As a doctoral student at Simula, you will be part of a research group. Your personal goal will be to pursue a Ph.D. degree at the end of your three year period. In that process, you will receive a solid education and develop as an independent researcher. Through scientific publications, you will provide proof of your ability to perform in-depth research.
Simula has different research disciplines that we offer Ph.D. positions within: Communication systems, Cryptography, Machine Learning, Scientific Computing, and Software Engineering.
All open Ph.D. positions are listed here.
Since Simula is not a degree-granting institution, your study for a Ph.D. degree must be conducted in collaboration with a university partner, either in Norway or abroad.
Studying for a PhD degree
Being a PhD student is like entering a certain mental state and taking part in a continuously evolving learning process, than just having a job. At the same time, you, your supervisors, and your research group should not be unrealistic when defining the ambition level for your work. This ambition level and, most of all, the path to reach that level should be monitored and revised. Surprises are the only certain ingredients in a research project, and these surprises, good or bad, must be handled.
Of course, you should have other interests than your research and have a social life during your Ph.D. period. Usually, this is necessary to recharge yourself now and then. Still, your research problems will churn away at the back of your mind for almost every waking hour. In periods, you will have the need to work long hours, several days or even weeks at a stretch. There are several papers and other publications describing the process of research, and especially with a doctoral degree in mind.

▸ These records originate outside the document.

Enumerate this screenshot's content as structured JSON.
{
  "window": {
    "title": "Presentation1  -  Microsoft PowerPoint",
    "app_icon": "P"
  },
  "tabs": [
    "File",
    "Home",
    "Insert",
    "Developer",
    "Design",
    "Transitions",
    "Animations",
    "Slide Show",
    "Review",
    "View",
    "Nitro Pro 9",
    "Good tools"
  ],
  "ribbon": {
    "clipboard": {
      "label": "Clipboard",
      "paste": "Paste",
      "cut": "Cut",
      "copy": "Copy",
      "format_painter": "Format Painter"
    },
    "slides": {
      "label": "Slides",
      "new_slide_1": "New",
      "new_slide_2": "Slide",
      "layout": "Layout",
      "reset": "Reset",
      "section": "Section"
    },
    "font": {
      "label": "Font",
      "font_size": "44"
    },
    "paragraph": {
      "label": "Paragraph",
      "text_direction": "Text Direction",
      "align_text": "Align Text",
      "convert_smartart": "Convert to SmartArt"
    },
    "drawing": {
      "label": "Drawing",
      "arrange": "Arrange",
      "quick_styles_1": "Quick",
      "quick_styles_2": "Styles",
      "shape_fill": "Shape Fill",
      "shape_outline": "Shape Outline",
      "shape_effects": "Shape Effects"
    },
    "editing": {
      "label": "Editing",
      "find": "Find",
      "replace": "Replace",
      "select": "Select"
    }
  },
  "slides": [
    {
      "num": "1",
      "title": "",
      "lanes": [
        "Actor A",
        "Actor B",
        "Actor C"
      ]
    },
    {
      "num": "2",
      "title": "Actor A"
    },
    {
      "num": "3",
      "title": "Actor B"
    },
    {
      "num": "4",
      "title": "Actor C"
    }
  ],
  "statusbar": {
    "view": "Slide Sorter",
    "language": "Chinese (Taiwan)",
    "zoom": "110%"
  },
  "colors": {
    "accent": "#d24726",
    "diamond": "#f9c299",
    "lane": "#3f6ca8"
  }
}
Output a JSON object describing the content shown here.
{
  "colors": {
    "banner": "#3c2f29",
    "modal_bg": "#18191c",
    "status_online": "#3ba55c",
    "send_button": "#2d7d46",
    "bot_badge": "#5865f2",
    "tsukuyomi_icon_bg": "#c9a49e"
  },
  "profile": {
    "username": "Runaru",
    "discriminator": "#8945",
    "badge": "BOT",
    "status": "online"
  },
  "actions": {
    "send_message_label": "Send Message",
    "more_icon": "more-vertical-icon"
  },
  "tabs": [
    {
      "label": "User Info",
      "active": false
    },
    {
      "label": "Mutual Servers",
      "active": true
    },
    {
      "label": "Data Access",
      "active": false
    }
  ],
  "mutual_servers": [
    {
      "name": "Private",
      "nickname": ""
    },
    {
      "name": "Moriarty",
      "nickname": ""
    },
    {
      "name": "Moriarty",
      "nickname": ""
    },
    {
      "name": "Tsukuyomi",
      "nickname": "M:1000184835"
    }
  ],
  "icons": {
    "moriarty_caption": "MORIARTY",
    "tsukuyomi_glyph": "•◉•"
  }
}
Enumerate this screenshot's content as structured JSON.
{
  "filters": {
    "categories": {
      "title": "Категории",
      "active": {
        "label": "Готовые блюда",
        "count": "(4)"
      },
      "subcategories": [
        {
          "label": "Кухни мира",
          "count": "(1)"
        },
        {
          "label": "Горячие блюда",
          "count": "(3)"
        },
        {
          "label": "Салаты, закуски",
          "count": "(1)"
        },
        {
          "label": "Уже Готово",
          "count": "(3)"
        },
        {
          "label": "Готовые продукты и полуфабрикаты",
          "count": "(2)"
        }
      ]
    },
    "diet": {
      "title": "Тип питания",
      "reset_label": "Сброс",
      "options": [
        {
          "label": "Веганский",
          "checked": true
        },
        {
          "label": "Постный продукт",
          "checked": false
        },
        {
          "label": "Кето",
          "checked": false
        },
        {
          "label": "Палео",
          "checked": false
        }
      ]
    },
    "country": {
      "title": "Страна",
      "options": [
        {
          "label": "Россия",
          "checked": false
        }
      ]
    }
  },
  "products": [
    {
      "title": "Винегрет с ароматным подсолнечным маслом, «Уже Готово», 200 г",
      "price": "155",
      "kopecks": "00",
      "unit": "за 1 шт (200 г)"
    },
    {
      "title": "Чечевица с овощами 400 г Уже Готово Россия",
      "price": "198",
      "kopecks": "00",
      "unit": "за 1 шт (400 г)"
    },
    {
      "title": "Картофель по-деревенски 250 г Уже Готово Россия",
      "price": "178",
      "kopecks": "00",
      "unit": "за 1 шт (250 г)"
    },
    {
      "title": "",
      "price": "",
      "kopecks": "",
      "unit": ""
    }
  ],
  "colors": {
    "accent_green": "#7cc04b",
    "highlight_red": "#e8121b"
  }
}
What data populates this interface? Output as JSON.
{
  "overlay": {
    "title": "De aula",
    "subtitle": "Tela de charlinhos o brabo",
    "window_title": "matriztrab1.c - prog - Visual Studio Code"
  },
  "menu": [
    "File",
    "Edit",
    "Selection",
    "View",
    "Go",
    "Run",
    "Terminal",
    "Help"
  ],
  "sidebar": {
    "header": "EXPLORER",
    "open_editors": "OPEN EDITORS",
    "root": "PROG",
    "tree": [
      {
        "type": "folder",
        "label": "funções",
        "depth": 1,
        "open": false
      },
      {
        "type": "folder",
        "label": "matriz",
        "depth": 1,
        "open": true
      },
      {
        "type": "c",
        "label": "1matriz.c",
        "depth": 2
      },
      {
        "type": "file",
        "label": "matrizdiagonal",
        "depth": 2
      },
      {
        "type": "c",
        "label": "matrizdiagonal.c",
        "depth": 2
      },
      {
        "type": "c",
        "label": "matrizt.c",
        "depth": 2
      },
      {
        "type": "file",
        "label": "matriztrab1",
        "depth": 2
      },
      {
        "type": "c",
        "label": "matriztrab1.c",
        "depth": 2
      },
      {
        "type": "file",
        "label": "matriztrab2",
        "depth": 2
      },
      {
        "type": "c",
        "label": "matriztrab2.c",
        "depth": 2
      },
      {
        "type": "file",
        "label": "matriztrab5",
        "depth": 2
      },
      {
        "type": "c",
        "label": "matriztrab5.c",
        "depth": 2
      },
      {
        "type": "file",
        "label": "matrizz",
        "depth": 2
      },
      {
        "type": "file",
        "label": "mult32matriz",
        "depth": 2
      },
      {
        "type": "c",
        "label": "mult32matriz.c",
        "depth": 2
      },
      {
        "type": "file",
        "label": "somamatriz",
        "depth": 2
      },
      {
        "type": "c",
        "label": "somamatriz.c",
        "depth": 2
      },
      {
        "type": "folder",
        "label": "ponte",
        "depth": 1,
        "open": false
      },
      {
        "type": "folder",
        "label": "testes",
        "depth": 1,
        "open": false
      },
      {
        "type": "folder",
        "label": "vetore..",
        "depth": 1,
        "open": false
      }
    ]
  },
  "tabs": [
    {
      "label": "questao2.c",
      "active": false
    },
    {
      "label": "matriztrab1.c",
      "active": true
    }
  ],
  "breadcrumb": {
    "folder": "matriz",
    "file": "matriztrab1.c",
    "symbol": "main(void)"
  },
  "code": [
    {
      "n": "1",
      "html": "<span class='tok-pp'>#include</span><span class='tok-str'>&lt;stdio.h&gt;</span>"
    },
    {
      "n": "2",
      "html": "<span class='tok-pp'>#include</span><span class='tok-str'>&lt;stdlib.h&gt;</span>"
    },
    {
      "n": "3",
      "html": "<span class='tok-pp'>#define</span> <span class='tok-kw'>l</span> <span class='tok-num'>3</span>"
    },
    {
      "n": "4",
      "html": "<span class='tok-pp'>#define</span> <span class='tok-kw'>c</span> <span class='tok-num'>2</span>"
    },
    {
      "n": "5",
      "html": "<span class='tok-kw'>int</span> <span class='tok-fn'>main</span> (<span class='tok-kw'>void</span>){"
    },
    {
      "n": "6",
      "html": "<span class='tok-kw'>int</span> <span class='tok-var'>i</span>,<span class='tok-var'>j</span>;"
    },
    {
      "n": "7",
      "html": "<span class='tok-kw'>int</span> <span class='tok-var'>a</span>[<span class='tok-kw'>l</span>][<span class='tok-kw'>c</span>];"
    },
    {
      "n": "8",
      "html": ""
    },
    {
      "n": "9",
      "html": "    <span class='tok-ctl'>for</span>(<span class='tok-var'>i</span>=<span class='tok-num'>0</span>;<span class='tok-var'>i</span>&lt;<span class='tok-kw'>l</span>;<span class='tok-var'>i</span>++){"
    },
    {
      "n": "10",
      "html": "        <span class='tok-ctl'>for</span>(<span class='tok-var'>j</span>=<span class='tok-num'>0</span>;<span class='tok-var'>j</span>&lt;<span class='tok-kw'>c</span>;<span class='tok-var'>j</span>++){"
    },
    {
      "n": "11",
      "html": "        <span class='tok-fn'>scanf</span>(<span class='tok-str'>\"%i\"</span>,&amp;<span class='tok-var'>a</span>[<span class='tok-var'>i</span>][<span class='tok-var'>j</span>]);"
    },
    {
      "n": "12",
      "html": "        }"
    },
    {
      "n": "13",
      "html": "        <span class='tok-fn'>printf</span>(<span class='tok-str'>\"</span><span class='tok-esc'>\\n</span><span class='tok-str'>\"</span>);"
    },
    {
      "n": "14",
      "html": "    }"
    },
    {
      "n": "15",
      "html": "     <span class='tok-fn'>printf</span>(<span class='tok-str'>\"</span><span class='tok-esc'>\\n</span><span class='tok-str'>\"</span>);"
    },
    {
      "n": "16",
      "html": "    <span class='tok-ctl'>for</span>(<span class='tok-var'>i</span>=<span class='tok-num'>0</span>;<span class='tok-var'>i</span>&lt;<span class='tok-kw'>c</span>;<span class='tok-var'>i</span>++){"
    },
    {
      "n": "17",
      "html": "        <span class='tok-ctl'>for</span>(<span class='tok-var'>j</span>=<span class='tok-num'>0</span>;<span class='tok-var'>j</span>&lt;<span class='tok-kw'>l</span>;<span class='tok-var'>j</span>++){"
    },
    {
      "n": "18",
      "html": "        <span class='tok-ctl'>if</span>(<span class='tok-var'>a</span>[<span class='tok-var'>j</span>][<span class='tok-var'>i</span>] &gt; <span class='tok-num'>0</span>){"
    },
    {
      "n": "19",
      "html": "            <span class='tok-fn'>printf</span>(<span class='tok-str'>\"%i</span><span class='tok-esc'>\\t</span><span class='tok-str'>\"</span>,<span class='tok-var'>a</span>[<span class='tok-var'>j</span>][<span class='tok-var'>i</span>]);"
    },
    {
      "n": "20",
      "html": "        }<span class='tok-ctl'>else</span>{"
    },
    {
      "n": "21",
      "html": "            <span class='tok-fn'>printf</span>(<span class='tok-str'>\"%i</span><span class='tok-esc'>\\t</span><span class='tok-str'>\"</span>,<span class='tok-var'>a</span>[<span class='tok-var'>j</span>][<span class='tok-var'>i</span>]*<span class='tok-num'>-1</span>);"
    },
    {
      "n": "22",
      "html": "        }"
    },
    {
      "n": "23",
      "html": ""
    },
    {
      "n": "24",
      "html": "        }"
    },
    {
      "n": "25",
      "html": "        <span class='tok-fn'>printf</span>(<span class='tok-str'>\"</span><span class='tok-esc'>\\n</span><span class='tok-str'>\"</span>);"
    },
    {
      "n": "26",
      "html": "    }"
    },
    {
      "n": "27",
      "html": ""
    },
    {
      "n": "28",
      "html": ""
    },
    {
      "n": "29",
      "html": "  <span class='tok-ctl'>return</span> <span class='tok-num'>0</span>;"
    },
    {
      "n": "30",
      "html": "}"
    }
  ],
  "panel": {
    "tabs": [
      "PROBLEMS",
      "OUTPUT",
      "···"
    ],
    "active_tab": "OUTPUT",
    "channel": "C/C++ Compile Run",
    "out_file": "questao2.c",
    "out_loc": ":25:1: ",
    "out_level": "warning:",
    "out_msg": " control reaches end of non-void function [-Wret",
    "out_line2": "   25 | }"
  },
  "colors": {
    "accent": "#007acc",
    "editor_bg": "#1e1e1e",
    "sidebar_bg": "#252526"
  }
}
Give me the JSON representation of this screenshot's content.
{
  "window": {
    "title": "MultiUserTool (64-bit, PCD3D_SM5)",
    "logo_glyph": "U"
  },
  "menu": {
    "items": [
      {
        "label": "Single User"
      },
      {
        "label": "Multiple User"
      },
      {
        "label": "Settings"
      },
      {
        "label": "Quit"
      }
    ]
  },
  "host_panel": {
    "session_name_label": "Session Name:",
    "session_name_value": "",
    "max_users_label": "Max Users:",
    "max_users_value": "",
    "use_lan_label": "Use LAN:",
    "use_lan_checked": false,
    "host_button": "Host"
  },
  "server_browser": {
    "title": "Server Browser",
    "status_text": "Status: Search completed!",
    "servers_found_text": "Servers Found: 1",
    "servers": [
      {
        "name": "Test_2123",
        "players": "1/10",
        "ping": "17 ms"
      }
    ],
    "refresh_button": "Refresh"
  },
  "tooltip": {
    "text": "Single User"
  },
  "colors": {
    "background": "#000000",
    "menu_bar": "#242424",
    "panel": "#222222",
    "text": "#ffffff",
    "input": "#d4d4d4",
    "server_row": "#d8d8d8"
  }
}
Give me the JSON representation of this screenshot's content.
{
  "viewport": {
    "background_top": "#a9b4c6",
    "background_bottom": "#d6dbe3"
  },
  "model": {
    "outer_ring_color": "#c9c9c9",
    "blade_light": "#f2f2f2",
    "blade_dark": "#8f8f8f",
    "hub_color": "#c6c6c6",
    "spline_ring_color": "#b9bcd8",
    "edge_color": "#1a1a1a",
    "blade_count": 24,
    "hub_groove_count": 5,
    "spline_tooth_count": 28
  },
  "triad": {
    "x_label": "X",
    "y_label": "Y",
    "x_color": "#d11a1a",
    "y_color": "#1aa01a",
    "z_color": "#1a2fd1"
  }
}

Ph.D. students at Simula will find the key advice from Simula's Managing Director, Professor Aslak Tveito, to be of special interest: Survival Guide for Fledgling Researchers: Planning to take a Ph.D.?